• [Your instructions]
Below is some data; print it all back exactly.

Segment Start: Information

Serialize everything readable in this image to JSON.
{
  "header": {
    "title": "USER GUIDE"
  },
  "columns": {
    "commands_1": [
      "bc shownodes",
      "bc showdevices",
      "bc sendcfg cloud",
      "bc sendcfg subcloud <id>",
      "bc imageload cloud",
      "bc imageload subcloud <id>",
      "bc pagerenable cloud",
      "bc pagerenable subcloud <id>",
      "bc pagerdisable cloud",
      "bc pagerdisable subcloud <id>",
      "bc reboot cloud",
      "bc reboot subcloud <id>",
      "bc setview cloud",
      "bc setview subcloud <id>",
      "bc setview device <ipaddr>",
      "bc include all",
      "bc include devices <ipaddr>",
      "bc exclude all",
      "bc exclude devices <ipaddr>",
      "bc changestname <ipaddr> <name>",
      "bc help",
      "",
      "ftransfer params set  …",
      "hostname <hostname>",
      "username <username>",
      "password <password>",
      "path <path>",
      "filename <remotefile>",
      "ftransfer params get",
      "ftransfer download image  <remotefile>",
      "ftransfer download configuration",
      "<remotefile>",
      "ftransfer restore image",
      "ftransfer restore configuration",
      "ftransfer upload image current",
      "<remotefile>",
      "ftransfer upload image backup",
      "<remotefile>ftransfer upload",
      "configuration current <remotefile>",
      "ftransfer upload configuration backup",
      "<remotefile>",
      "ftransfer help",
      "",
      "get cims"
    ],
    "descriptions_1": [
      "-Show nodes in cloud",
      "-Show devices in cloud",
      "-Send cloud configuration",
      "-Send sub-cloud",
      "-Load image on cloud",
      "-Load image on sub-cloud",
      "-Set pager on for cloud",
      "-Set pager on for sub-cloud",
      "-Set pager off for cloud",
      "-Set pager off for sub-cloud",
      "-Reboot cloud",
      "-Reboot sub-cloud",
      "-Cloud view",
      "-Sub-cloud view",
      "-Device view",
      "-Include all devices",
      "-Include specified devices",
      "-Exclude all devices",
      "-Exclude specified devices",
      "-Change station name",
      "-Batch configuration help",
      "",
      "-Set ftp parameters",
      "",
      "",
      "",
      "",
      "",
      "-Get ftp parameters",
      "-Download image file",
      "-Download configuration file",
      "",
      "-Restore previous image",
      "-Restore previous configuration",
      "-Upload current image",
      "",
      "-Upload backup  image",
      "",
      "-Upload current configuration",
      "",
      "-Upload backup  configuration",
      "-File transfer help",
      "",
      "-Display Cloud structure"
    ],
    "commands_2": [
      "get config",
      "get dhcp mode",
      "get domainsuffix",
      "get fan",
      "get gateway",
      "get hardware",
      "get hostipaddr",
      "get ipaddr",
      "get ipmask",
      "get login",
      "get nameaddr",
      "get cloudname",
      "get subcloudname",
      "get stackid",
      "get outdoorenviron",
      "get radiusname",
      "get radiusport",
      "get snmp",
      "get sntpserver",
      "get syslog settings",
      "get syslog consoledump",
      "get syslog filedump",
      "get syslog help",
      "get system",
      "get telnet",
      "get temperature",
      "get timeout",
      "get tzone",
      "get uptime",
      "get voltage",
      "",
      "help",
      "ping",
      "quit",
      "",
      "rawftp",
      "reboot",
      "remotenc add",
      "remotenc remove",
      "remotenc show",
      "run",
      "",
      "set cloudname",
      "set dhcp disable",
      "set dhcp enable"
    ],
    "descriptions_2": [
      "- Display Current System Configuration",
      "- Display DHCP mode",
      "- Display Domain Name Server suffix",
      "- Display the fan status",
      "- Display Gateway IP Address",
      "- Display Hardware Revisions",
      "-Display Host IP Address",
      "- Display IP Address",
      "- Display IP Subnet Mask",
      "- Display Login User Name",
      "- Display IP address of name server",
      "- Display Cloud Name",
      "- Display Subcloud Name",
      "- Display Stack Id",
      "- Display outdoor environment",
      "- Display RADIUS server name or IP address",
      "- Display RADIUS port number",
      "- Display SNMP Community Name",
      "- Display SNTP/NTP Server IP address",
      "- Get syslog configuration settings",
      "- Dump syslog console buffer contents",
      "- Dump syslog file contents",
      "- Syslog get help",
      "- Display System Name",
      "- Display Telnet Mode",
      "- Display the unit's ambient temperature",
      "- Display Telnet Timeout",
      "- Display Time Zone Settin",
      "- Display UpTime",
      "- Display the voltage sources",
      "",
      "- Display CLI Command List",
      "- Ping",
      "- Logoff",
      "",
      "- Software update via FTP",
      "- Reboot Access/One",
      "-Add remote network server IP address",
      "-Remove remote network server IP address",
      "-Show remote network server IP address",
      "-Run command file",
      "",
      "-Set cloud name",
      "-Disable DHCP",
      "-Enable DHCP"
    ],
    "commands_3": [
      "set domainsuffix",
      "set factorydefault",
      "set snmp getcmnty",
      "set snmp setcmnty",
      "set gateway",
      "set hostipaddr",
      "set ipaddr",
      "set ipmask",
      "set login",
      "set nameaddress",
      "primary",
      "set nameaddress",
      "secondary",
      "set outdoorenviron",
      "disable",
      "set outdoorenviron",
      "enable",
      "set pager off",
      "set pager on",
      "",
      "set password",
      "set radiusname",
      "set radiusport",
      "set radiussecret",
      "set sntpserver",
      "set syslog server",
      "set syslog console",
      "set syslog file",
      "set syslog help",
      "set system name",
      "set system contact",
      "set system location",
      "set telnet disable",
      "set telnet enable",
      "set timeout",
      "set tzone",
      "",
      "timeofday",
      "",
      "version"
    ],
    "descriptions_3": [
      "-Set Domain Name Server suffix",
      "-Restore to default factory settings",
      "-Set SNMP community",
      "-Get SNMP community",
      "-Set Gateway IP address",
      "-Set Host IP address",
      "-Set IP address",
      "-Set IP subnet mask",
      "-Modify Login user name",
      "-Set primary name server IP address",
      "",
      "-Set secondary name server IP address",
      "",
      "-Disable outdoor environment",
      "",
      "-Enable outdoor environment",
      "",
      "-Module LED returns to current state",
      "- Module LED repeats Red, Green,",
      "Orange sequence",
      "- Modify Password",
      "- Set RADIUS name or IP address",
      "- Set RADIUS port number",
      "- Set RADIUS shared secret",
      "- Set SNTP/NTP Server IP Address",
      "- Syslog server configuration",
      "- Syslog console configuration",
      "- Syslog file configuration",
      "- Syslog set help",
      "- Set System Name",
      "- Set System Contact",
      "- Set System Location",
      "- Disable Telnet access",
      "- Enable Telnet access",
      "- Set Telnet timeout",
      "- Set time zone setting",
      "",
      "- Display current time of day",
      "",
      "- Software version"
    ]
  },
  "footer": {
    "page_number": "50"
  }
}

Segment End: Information

• [Problem solution]
Serialize everything readable in this image to JSON.
{
  "header": {
    "title": "USER GUIDE"
  },
  "columns": {
    "commands_1": [
      "bc shownodes",
      "bc showdevices",
      "bc sendcfg cloud",
      "bc sendcfg subcloud <id>",
      "bc imageload cloud",
      "bc imageload subcloud <id>",
      "bc pagerenable cloud",
      "bc pagerenable subcloud <id>",
      "bc pagerdisable cloud",
      "bc pagerdisable subcloud <id>",
      "bc reboot cloud",
      "bc reboot subcloud <id>",
      "bc setview cloud",
      "bc setview subcloud <id>",
      "bc setview device <ipaddr>",
      "bc include all",
      "bc include devices <ipaddr>",
      "bc exclude all",
      "bc exclude devices <ipaddr>",
      "bc changestname <ipaddr> <name>",
      "bc help",
      "",
      "ftransfer params set  …",
      "hostname <hostname>",
      "username <username>",
      "password <password>",
      "path <path>",
      "filename <remotefile>",
      "ftransfer params get",
      "ftransfer download image  <remotefile>",
      "ftransfer download configuration",
      "<remotefile>",
      "ftransfer restore image",
      "ftransfer restore configuration",
      "ftransfer upload image current",
      "<remotefile>",
      "ftransfer upload image backup",
      "<remotefile>ftransfer upload",
      "configuration current <remotefile>",
      "ftransfer upload configuration backup",
      "<remotefile>",
      "ftransfer help",
      "",
      "get cims"
    ],
    "descriptions_1": [
      "-Show nodes in cloud",
      "-Show devices in cloud",
      "-Send cloud configuration",
      "-Send sub-cloud",
      "-Load image on cloud",
      "-Load image on sub-cloud",
      "-Set pager on for cloud",
      "-Set pager on for sub-cloud",
      "-Set pager off for cloud",
      "-Set pager off for sub-cloud",
      "-Reboot cloud",
      "-Reboot sub-cloud",
      "-Cloud view",
      "-Sub-cloud view",
      "-Device view",
      "-Include all devices",
      "-Include specified devices",
      "-Exclude all devices",
      "-Exclude specified devices",
      "-Change station name",
      "-Batch configuration help",
      "",
      "-Set ftp parameters",
      "",
      "",
      "",
      "",
      "",
      "-Get ftp parameters",
      "-Download image file",
      "-Download configuration file",
      "",
      "-Restore previous image",
      "-Restore previous configuration",
      "-Upload current image",
      "",
      "-Upload backup  image",
      "",
      "-Upload current configuration",
      "",
      "-Upload backup  configuration",
      "-File transfer help",
      "",
      "-Display Cloud structure"
    ],
    "commands_2": [
      "get config",
      "get dhcp mode",
      "get domainsuffix",
      "get fan",
      "get gateway",
      "get hardware",
      "get hostipaddr",
      "get ipaddr",
      "get ipmask",
      "get login",
      "get nameaddr",
      "get cloudname",
      "get subcloudname",
      "get stackid",
      "get outdoorenviron",
      "get radiusname",
      "get radiusport",
      "get snmp",
      "get sntpserver",
      "get syslog settings",
      "get syslog consoledump",
      "get syslog filedump",
      "get syslog help",
      "get system",
      "get telnet",
      "get temperature",
      "get timeout",
      "get tzone",
      "get uptime",
      "get voltage",
      "",
      "help",
      "ping",
      "quit",
      "",
      "rawftp",
      "reboot",
      "remotenc add",
      "remotenc remove",
      "remotenc show",
      "run",
      "",
      "set cloudname",
      "set dhcp disable",
      "set dhcp enable"
    ],
    "descriptions_2": [
      "- Display Current System Configuration",
      "- Display DHCP mode",
      "- Display Domain Name Server suffix",
      "- Display the fan status",
      "- Display Gateway IP Address",
      "- Display Hardware Revisions",
      "-Display Host IP Address",
      "- Display IP Address",
      "- Display IP Subnet Mask",
      "- Display Login User Name",
      "- Display IP address of name server",
      "- Display Cloud Name",
      "- Display Subcloud Name",
      "- Display Stack Id",
      "- Display outdoor environment",
      "- Display RADIUS server name or IP address",
      "- Display RADIUS port number",
      "- Display SNMP Community Name",
      "- Display SNTP/NTP Server IP address",
      "- Get syslog configuration settings",
      "- Dump syslog console buffer contents",
      "- Dump syslog file contents",
      "- Syslog get help",
      "- Display System Name",
      "- Display Telnet Mode",
      "- Display the unit's ambient temperature",
      "- Display Telnet Timeout",
      "- Display Time Zone Settin",
      "- Display UpTime",
      "- Display the voltage sources",
      "",
      "- Display CLI Command List",
      "- Ping",
      "- Logoff",
      "",
      "- Software update via FTP",
      "- Reboot Access/One",
      "-Add remote network server IP address",
      "-Remove remote network server IP address",
      "-Show remote network server IP address",
      "-Run command file",
      "",
      "-Set cloud name",
      "-Disable DHCP",
      "-Enable DHCP"
    ],
    "commands_3": [
      "set domainsuffix",
      "set factorydefault",
      "set snmp getcmnty",
      "set snmp setcmnty",
      "set gateway",
      "set hostipaddr",
      "set ipaddr",
      "set ipmask",
      "set login",
      "set nameaddress",
      "primary",
      "set nameaddress",
      "secondary",
      "set outdoorenviron",
      "disable",
      "set outdoorenviron",
      "enable",
      "set pager off",
      "set pager on",
      "",
      "set password",
      "set radiusname",
      "set radiusport",
      "set radiussecret",
      "set sntpserver",
      "set syslog server",
      "set syslog console",
      "set syslog file",
      "set syslog help",
      "set system name",
      "set system contact",
      "set system location",
      "set telnet disable",
      "set telnet enable",
      "set timeout",
      "set tzone",
      "",
      "timeofday",
      "",
      "version"
    ],
    "descriptions_3": [
      "-Set Domain Name Server suffix",
      "-Restore to default factory settings",
      "-Set SNMP community",
      "-Get SNMP community",
      "-Set Gateway IP address",
      "-Set Host IP address",
      "-Set IP address",
      "-Set IP subnet mask",
      "-Modify Login user name",
      "-Set primary name server IP address",
      "",
      "-Set secondary name server IP address",
      "",
      "-Disable outdoor environment",
      "",
      "-Enable outdoor environment",
      "",
      "-Module LED returns to current state",
      "- Module LED repeats Red, Green,",
      "Orange sequence",
      "- Modify Password",
      "- Set RADIUS name or IP address",
      "- Set RADIUS port number",
      "- Set RADIUS shared secret",
      "- Set SNTP/NTP Server IP Address",
      "- Syslog server configuration",
      "- Syslog console configuration",
      "- Syslog file configuration",
      "- Syslog set help",
      "- Set System Name",
      "- Set System Contact",
      "- Set System Location",
      "- Disable Telnet access",
      "- Enable Telnet access",
      "- Set Telnet timeout",
      "- Set time zone setting",
      "",
      "- Display current time of day",
      "",
      "- Software version"
    ]
  },
  "footer": {
    "page_number": "50"
  }
}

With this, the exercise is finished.